Florence Nightingale (12 May 1820 – 13 August 1910) was a celebrated English social reformer and statistician, and the founder of modern nursing. She came to prominence while serving as a nurse during the Crimean War, where she tended to wounded soldiers. She was dubbed “The Lady with the Lamp” after her habit of making rounds at night.
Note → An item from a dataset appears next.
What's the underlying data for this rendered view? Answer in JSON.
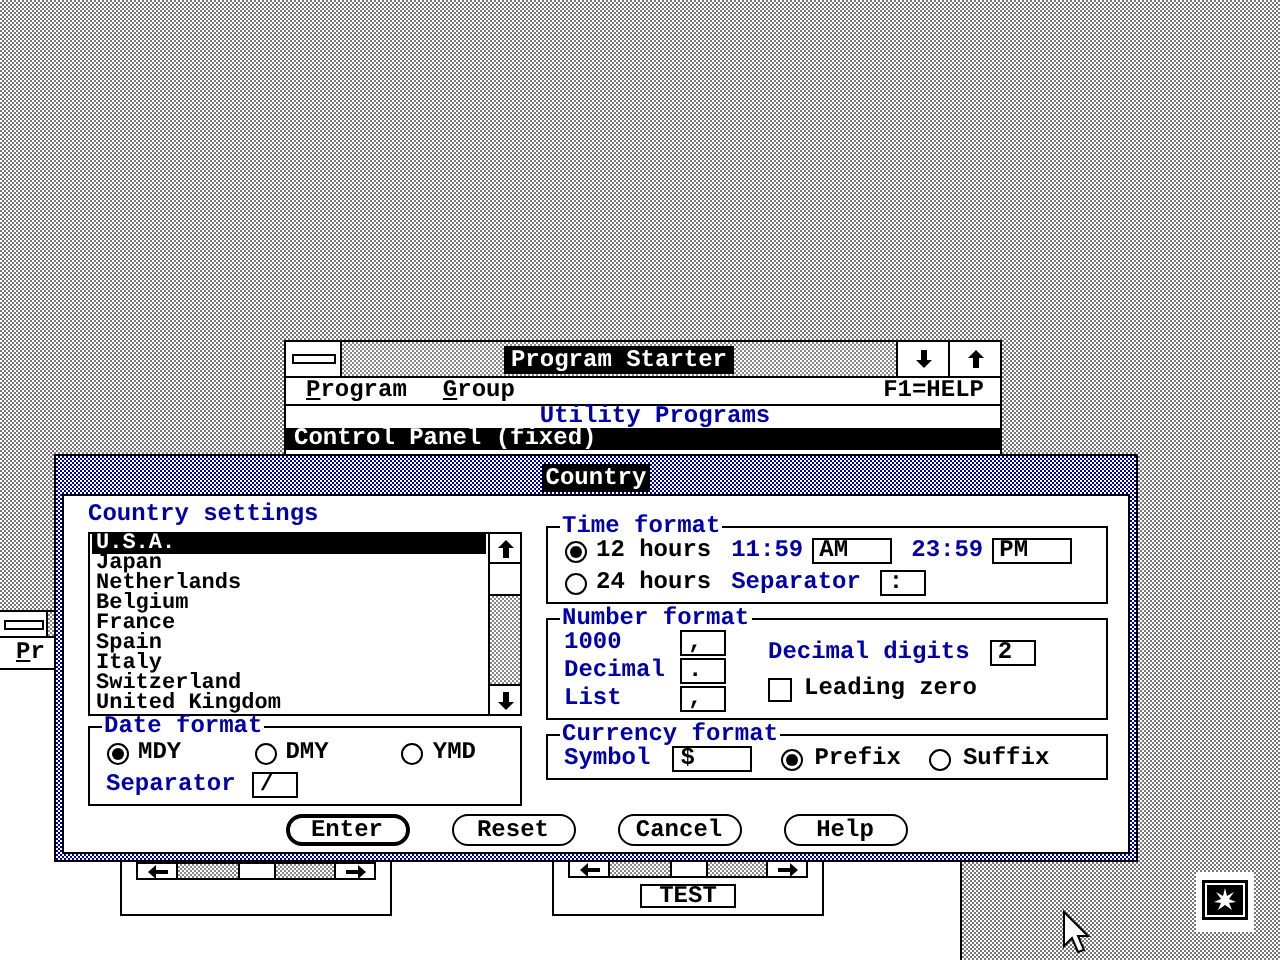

Nightingale was born to a wealthy upper-class family, at a time when women of her class were expected to focus on marriage and child bearing. Unitarian religious inspiration led her to devote her life to serving others, both directly and as a reformer. Nightingale rejected proposals of marriage so as to be free to pursue her calling. Her father had progressive social views, providing his daughter with a well-rounded education that included mathematics and supported her desire to lead an active life. Nightingale’s ability to effect reform rested on her exceptional analytic skills, her high reputation, and her network of influential friends. Starting in her mid-thirties, she suffered from chronic poor health, but continued working almost until her death at the age of ninety.